*** Source data ***

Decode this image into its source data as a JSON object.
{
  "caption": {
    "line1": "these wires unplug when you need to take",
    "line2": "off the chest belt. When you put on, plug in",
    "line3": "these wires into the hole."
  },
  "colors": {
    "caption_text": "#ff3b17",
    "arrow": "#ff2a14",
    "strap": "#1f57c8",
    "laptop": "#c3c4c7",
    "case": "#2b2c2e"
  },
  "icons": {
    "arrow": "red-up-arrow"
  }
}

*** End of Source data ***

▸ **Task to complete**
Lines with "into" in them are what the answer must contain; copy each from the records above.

▸ **Exercise result**
Decode this image into its source data as a JSON object.
    "line3": "these wires into the hole."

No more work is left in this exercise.